▶ What you should do:
When you give the entries again, keep every word as it stands and drop the pictures.

▶ Material shown:
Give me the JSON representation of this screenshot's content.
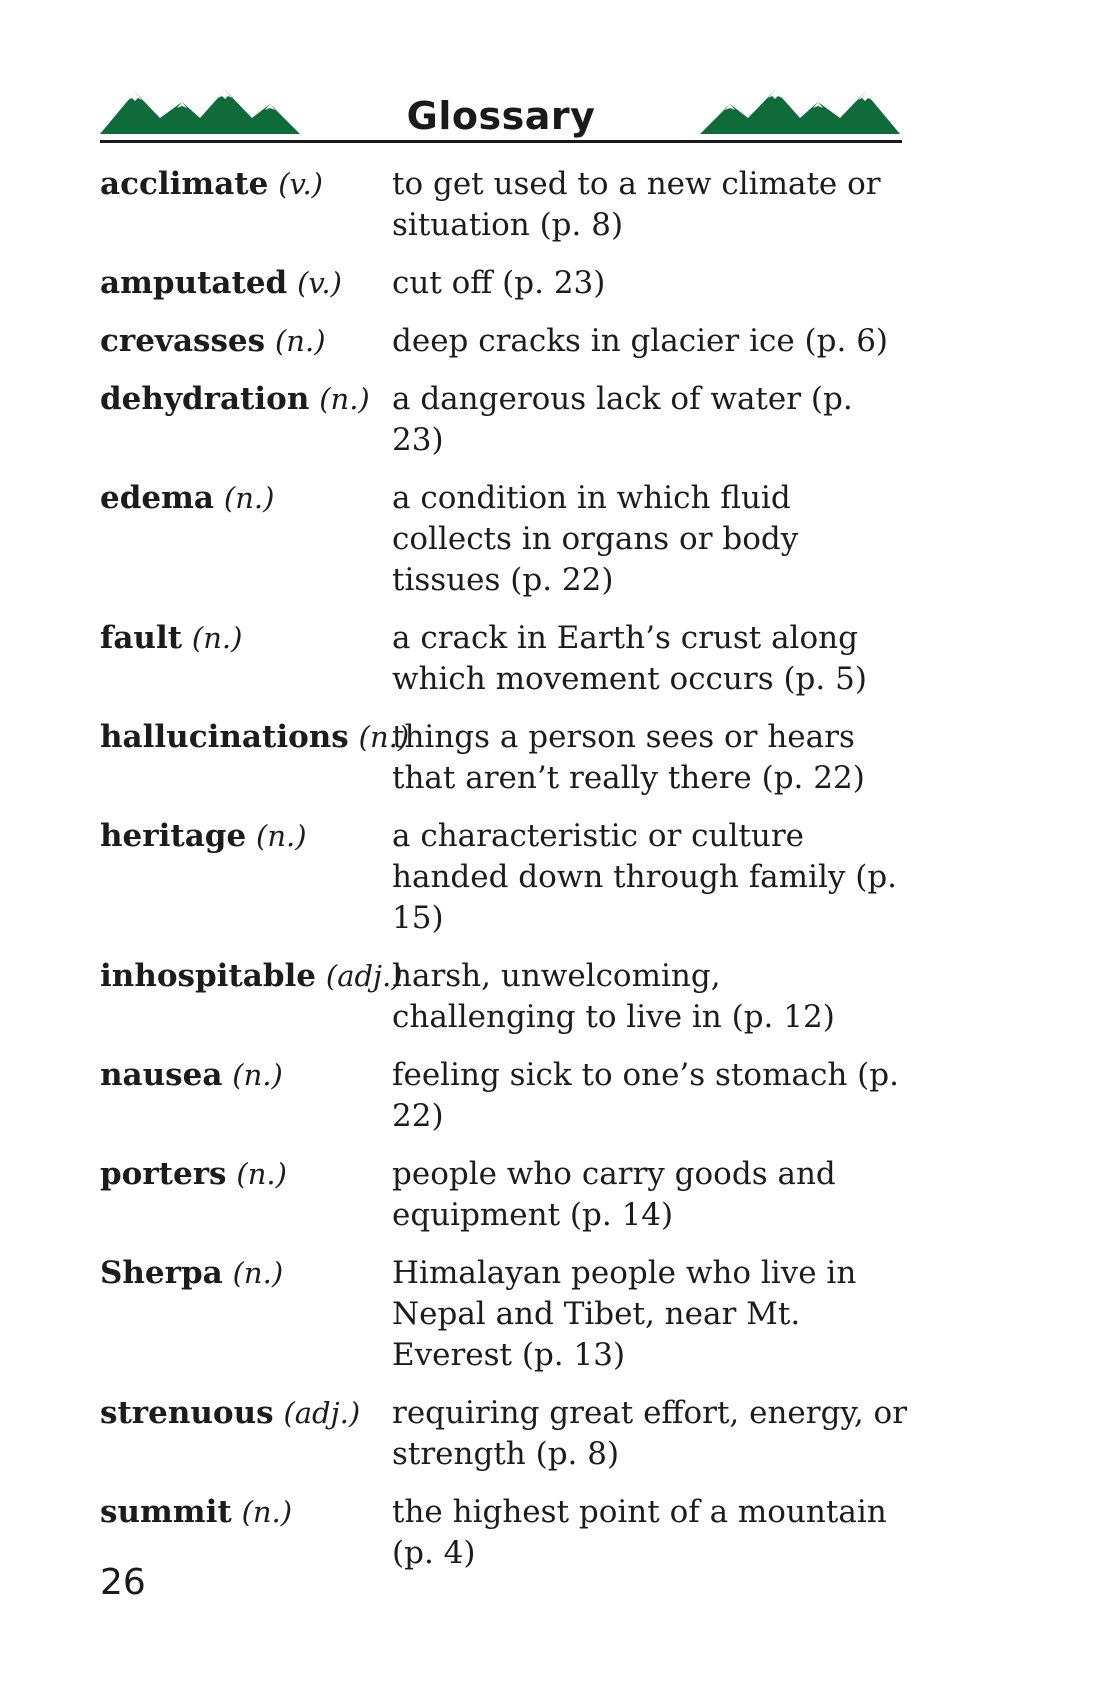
{
  "header": {
    "title": "Glossary",
    "mountain_color": "#0f6b3a",
    "left_icon": "mountain-range-icon",
    "right_icon": "mountain-range-icon"
  },
  "entries": [
    {
      "term": "acclimate",
      "pos": "(v.)",
      "definition": "to get used to a new climate or situation (p. 8)"
    },
    {
      "term": "amputated",
      "pos": "(v.)",
      "definition": "cut off (p. 23)"
    },
    {
      "term": "crevasses",
      "pos": "(n.)",
      "definition": "deep cracks in glacier ice (p. 6)"
    },
    {
      "term": "dehydration",
      "pos": "(n.)",
      "definition": "a dangerous lack of water (p. 23)"
    },
    {
      "term": "edema",
      "pos": "(n.)",
      "definition": "a condition in which fluid collects in organs or body tissues (p. 22)"
    },
    {
      "term": "fault",
      "pos": "(n.)",
      "definition": "a crack in Earth’s crust along which movement occurs (p. 5)"
    },
    {
      "term": "hallucinations",
      "pos": "(n.)",
      "definition": "things a person sees or hears that aren’t really there (p. 22)"
    },
    {
      "term": "heritage",
      "pos": "(n.)",
      "definition": "a characteristic or culture handed down through family (p. 15)"
    },
    {
      "term": "inhospitable",
      "pos": "(adj.)",
      "definition": "harsh, unwelcoming, challenging to live in (p. 12)"
    },
    {
      "term": "nausea",
      "pos": "(n.)",
      "definition": "feeling sick to one’s stomach (p. 22)"
    },
    {
      "term": "porters",
      "pos": "(n.)",
      "definition": "people who carry goods and equipment (p. 14)"
    },
    {
      "term": "Sherpa",
      "pos": "(n.)",
      "definition": "Himalayan people who live in Nepal and Tibet, near Mt. Everest (p. 13)"
    },
    {
      "term": "strenuous",
      "pos": "(adj.)",
      "definition": "requiring great effort, energy, or strength (p. 8)"
    },
    {
      "term": "summit",
      "pos": "(n.)",
      "definition": "the highest point of a mountain (p. 4)"
    }
  ],
  "footer": {
    "page_number": "26"
  }
}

▶ Solution:
Give me the JSON representation of this screenshot's content.
{
  "header": {
    "title": "Glossary",
    "mountain_color": "#0f6b3a",
    "left_icon": "mountain-range-icon",
    "right_icon": "mountain-range-icon"
  },
  "entries": [
    {
      "term": "acclimate",
      "pos": "(v.)",
      "definition": "to get used to a new climate or situation (p. 8)"
    },
    {
      "term": "amputated",
      "pos": "(v.)",
      "definition": "cut off (p. 23)"
    },
    {
      "term": "crevasses",
      "pos": "(n.)",
      "definition": "deep cracks in glacier ice (p. 6)"
    },
    {
      "term": "dehydration",
      "pos": "(n.)",
      "definition": "a dangerous lack of water (p. 23)"
    },
    {
      "term": "edema",
      "pos": "(n.)",
      "definition": "a condition in which fluid collects in organs or body tissues (p. 22)"
    },
    {
      "term": "fault",
      "pos": "(n.)",
      "definition": "a crack in Earth’s crust along which movement occurs (p. 5)"
    },
    {
      "term": "hallucinations",
      "pos": "(n.)",
      "definition": "things a person sees or hears that aren’t really there (p. 22)"
    },
    {
      "term": "heritage",
      "pos": "(n.)",
      "definition": "a characteristic or culture handed down through family (p. 15)"
    },
    {
      "term": "inhospitable",
      "pos": "(adj.)",
      "definition": "harsh, unwelcoming, challenging to live in (p. 12)"
    },
    {
      "term": "nausea",
      "pos": "(n.)",
      "definition": "feeling sick to one’s stomach (p. 22)"
    },
    {
      "term": "porters",
      "pos": "(n.)",
      "definition": "people who carry goods and equipment (p. 14)"
    },
    {
      "term": "Sherpa",
      "pos": "(n.)",
      "definition": "Himalayan people who live in Nepal and Tibet, near Mt. Everest (p. 13)"
    },
    {
      "term": "strenuous",
      "pos": "(adj.)",
      "definition": "requiring great effort, energy, or strength (p. 8)"
    },
    {
      "term": "summit",
      "pos": "(n.)",
      "definition": "the highest point of a mountain (p. 4)"
    }
  ],
  "footer": {
    "page_number": "26"
  }
}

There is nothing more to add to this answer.